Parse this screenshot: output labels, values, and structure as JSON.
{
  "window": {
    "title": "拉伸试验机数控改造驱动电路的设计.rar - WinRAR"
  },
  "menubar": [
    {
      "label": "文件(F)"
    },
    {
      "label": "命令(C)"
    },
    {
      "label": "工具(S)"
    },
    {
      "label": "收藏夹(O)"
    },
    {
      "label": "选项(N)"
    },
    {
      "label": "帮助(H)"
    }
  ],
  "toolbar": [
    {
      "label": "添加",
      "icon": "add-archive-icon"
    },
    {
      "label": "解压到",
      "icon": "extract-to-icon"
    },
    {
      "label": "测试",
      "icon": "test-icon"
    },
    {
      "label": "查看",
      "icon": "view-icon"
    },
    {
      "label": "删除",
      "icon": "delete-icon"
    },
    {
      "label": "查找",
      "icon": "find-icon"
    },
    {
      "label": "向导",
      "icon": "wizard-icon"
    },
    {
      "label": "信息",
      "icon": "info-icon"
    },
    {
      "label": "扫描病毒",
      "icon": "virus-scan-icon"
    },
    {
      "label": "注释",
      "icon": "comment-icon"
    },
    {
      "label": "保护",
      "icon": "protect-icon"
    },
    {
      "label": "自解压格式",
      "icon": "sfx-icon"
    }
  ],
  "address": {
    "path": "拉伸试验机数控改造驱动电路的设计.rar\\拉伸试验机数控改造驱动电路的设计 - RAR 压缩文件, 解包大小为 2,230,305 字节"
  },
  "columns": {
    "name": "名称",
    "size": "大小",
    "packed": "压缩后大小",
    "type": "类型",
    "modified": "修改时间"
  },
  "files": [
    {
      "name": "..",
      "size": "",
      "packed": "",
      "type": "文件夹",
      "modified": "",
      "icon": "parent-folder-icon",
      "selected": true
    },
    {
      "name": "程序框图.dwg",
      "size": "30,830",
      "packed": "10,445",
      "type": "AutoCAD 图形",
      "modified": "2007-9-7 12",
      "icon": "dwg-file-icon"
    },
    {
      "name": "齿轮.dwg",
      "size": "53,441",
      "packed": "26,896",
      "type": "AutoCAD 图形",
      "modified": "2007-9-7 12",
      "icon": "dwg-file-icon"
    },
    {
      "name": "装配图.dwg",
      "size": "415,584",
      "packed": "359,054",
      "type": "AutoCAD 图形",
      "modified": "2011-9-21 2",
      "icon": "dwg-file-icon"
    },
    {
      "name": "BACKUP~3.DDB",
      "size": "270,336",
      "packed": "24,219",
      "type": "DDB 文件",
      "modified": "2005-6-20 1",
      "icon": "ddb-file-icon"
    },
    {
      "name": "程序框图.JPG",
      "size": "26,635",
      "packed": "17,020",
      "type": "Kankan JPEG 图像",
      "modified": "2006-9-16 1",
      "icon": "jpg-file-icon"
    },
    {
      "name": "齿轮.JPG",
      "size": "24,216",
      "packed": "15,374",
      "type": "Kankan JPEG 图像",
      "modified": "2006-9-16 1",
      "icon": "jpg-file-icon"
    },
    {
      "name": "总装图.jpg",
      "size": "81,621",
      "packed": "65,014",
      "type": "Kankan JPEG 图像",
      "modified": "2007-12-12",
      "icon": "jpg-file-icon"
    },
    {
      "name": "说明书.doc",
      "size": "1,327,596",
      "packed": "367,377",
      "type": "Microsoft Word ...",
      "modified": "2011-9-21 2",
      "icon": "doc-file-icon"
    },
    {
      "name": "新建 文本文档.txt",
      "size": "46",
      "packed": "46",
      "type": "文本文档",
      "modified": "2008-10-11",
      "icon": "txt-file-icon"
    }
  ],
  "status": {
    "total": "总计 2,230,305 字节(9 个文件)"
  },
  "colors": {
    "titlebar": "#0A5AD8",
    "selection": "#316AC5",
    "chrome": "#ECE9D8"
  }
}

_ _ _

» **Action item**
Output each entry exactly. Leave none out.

» **Your response**
Parse this screenshot: output labels, values, and structure as JSON.
{
  "window": {
    "title": "拉伸试验机数控改造驱动电路的设计.rar - WinRAR"
  },
  "menubar": [
    {
      "label": "文件(F)"
    },
    {
      "label": "命令(C)"
    },
    {
      "label": "工具(S)"
    },
    {
      "label": "收藏夹(O)"
    },
    {
      "label": "选项(N)"
    },
    {
      "label": "帮助(H)"
    }
  ],
  "toolbar": [
    {
      "label": "添加",
      "icon": "add-archive-icon"
    },
    {
      "label": "解压到",
      "icon": "extract-to-icon"
    },
    {
      "label": "测试",
      "icon": "test-icon"
    },
    {
      "label": "查看",
      "icon": "view-icon"
    },
    {
      "label": "删除",
      "icon": "delete-icon"
    },
    {
      "label": "查找",
      "icon": "find-icon"
    },
    {
      "label": "向导",
      "icon": "wizard-icon"
    },
    {
      "label": "信息",
      "icon": "info-icon"
    },
    {
      "label": "扫描病毒",
      "icon": "virus-scan-icon"
    },
    {
      "label": "注释",
      "icon": "comment-icon"
    },
    {
      "label": "保护",
      "icon": "protect-icon"
    },
    {
      "label": "自解压格式",
      "icon": "sfx-icon"
    }
  ],
  "address": {
    "path": "拉伸试验机数控改造驱动电路的设计.rar\\拉伸试验机数控改造驱动电路的设计 - RAR 压缩文件, 解包大小为 2,230,305 字节"
  },
  "columns": {
    "name": "名称",
    "size": "大小",
    "packed": "压缩后大小",
    "type": "类型",
    "modified": "修改时间"
  },
  "files": [
    {
      "name": "..",
      "size": "",
      "packed": "",
      "type": "文件夹",
      "modified": "",
      "icon": "parent-folder-icon",
      "selected": true
    },
    {
      "name": "程序框图.dwg",
      "size": "30,830",
      "packed": "10,445",
      "type": "AutoCAD 图形",
      "modified": "2007-9-7 12",
      "icon": "dwg-file-icon"
    },
    {
      "name": "齿轮.dwg",
      "size": "53,441",
      "packed": "26,896",
      "type": "AutoCAD 图形",
      "modified": "2007-9-7 12",
      "icon": "dwg-file-icon"
    },
    {
      "name": "装配图.dwg",
      "size": "415,584",
      "packed": "359,054",
      "type": "AutoCAD 图形",
      "modified": "2011-9-21 2",
      "icon": "dwg-file-icon"
    },
    {
      "name": "BACKUP~3.DDB",
      "size": "270,336",
      "packed": "24,219",
      "type": "DDB 文件",
      "modified": "2005-6-20 1",
      "icon": "ddb-file-icon"
    },
    {
      "name": "程序框图.JPG",
      "size": "26,635",
      "packed": "17,020",
      "type": "Kankan JPEG 图像",
      "modified": "2006-9-16 1",
      "icon": "jpg-file-icon"
    },
    {
      "name": "齿轮.JPG",
      "size": "24,216",
      "packed": "15,374",
      "type": "Kankan JPEG 图像",
      "modified": "2006-9-16 1",
      "icon": "jpg-file-icon"
    },
    {
      "name": "总装图.jpg",
      "size": "81,621",
      "packed": "65,014",
      "type": "Kankan JPEG 图像",
      "modified": "2007-12-12",
      "icon": "jpg-file-icon"
    },
    {
      "name": "说明书.doc",
      "size": "1,327,596",
      "packed": "367,377",
      "type": "Microsoft Word ...",
      "modified": "2011-9-21 2",
      "icon": "doc-file-icon"
    },
    {
      "name": "新建 文本文档.txt",
      "size": "46",
      "packed": "46",
      "type": "文本文档",
      "modified": "2008-10-11",
      "icon": "txt-file-icon"
    }
  ],
  "status": {
    "total": "总计 2,230,305 字节(9 个文件)"
  },
  "colors": {
    "titlebar": "#0A5AD8",
    "selection": "#316AC5",
    "chrome": "#ECE9D8"
  }
}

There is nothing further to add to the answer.